“display: none” is NOT Accessible

Just a quick note to say that using “display:none” is not as accessible as many web developers think. I know I fell into this in several of my earlier examples. The general though is: “To keep my app accessible I need to include content that will only be read by screen readers and not to my visual audience”. This type of content can include submit buttons for simple dropdown lists, textual headers and content that needs to be hidden until a browser event occurs. The simple solution is just to add “display:none” to that element to hide it from view — but this is wrong.

The problem is that modern screen readers do understand CSS and if you use “display:none”, they will assume this content should be ignored and will skip it entirely. This of course was not your intention and leaves all that work and consideration for nothing.

A better solution is to hide the content off-screen until you need it:

.accessible { position: absolute; top: -9999px; left: -9999px; }

You’ll find that once you start supporting accessibility through Progressive Enhancement (Hijax), development becomes more straight forward and easier to maintain. Keep it accessible.



  1. Hey,
    This is the rule-set I prefer:
    .hidden {

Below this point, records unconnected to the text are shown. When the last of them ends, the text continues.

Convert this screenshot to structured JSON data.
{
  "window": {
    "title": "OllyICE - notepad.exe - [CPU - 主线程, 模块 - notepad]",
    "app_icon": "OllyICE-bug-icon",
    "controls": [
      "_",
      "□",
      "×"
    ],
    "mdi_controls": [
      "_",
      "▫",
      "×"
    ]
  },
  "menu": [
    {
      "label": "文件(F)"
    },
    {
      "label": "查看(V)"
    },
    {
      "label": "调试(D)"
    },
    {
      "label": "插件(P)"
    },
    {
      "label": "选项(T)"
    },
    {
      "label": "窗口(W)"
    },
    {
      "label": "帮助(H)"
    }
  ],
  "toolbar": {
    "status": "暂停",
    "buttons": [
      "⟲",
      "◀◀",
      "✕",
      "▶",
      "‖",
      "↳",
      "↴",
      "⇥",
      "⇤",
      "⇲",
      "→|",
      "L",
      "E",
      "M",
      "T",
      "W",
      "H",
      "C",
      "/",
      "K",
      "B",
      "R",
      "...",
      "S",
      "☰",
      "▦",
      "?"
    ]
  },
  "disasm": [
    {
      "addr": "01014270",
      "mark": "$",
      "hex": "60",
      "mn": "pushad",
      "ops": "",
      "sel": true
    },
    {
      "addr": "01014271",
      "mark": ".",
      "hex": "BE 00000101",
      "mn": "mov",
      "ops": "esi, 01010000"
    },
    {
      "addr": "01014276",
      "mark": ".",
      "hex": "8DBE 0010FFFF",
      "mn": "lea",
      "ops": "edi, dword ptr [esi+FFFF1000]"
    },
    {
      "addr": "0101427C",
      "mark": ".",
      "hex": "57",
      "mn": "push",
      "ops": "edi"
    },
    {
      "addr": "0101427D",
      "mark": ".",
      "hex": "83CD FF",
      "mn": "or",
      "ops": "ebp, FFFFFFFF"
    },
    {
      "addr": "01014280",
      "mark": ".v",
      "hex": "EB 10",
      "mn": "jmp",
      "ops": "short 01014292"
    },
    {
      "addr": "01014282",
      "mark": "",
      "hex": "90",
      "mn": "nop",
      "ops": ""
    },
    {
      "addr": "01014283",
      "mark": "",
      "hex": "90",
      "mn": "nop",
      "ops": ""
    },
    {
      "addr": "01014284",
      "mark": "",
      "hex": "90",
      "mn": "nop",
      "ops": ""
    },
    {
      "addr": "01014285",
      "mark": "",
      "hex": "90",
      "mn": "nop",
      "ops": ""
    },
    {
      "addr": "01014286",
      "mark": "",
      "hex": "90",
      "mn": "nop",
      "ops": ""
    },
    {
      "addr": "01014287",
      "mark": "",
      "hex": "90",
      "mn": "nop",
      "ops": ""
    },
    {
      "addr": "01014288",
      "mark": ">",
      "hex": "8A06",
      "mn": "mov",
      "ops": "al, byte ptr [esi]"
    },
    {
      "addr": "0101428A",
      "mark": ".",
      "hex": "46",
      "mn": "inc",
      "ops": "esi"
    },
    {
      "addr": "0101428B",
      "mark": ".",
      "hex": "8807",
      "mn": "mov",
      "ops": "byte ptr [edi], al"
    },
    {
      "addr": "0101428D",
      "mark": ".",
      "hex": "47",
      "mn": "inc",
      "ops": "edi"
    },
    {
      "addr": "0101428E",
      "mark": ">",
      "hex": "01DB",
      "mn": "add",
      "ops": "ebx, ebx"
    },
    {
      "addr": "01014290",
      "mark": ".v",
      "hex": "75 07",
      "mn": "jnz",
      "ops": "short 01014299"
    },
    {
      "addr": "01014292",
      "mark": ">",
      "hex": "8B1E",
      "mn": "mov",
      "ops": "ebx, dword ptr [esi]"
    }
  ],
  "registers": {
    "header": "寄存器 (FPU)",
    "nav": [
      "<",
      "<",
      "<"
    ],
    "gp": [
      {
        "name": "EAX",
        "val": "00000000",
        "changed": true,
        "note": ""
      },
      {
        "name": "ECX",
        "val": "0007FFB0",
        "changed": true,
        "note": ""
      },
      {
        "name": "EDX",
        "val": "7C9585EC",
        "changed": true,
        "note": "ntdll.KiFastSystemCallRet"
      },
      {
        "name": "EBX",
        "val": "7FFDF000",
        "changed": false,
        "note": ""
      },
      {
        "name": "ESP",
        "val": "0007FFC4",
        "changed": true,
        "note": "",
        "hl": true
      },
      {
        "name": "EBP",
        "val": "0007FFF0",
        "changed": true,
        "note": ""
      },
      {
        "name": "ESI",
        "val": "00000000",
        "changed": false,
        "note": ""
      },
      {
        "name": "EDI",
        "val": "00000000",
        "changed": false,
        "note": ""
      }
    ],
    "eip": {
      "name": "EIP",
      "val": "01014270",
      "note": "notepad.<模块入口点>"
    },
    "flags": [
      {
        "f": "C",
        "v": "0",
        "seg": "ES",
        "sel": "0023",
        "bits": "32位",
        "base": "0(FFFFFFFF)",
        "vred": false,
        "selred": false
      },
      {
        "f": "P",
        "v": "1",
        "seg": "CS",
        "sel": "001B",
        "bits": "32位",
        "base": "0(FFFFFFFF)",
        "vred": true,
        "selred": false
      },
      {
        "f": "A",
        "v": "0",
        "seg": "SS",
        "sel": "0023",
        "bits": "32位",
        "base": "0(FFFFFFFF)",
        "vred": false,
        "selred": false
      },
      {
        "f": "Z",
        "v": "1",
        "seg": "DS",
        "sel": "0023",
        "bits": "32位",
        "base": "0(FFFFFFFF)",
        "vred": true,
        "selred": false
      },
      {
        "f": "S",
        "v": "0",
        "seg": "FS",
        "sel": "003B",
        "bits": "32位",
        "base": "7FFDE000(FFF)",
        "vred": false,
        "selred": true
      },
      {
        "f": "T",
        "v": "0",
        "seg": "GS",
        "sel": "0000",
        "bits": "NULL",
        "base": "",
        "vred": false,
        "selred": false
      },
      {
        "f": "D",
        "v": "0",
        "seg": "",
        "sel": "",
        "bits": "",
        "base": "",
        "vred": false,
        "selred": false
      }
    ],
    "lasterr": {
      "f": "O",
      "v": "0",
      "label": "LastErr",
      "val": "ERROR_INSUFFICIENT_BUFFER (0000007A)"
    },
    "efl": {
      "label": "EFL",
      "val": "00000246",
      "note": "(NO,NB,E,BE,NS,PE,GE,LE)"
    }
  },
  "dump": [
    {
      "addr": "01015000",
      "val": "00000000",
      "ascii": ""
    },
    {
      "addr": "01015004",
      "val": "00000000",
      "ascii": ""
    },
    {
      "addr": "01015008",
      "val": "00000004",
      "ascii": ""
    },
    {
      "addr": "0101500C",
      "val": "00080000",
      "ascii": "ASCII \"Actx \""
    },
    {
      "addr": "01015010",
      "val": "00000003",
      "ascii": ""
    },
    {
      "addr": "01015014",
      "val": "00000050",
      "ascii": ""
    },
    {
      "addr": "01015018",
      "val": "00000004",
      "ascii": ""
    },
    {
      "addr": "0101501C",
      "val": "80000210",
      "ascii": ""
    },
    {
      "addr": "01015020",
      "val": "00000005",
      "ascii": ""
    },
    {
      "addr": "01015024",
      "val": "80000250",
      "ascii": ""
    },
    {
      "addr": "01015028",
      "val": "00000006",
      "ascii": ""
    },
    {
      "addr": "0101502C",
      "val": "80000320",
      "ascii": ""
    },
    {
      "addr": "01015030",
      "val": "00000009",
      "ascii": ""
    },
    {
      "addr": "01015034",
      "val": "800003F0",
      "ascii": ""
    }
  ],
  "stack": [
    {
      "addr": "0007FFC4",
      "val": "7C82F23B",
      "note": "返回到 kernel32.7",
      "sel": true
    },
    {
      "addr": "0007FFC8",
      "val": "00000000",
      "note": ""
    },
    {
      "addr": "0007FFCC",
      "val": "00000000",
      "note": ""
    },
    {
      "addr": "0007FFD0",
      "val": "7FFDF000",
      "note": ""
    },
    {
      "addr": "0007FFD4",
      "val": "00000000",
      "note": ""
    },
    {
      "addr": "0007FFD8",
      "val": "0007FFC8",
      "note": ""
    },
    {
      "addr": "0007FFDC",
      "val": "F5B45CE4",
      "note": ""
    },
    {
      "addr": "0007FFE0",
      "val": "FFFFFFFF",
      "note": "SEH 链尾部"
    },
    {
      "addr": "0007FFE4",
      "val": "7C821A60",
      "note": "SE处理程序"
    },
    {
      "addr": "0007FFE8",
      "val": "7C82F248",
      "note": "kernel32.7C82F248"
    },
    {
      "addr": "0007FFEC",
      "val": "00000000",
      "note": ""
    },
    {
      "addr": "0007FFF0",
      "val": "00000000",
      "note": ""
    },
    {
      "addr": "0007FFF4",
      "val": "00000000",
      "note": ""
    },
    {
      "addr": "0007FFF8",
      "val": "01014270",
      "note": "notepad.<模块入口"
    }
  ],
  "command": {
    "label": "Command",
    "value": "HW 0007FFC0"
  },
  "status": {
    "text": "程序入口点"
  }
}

    This will work regardless of page width/length, especially if a hidden element has any ancestral elements with position:relative set.